■ Action item: Print each line of the material again, keeping everything exact.

■ Provided data:
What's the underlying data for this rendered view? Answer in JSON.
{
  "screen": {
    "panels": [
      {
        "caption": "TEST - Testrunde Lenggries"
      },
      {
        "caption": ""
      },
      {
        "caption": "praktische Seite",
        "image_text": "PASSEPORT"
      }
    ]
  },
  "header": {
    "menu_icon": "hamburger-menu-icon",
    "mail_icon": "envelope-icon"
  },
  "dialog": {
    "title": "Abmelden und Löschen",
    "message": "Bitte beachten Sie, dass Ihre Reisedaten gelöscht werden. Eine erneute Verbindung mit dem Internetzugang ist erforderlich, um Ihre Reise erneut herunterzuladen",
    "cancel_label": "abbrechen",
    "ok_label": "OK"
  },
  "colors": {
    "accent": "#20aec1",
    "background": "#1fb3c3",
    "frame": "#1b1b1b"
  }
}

■ Task answer:
What's the underlying data for this rendered view? Answer in JSON.
{
  "screen": {
    "panels": [
      {
        "caption": "TEST - Testrunde Lenggries"
      },
      {
        "caption": ""
      },
      {
        "caption": "praktische Seite",
        "image_text": "PASSEPORT"
      }
    ]
  },
  "header": {
    "menu_icon": "hamburger-menu-icon",
    "mail_icon": "envelope-icon"
  },
  "dialog": {
    "title": "Abmelden und Löschen",
    "message": "Bitte beachten Sie, dass Ihre Reisedaten gelöscht werden. Eine erneute Verbindung mit dem Internetzugang ist erforderlich, um Ihre Reise erneut herunterzuladen",
    "cancel_label": "abbrechen",
    "ok_label": "OK"
  },
  "colors": {
    "accent": "#20aec1",
    "background": "#1fb3c3",
    "frame": "#1b1b1b"
  }
}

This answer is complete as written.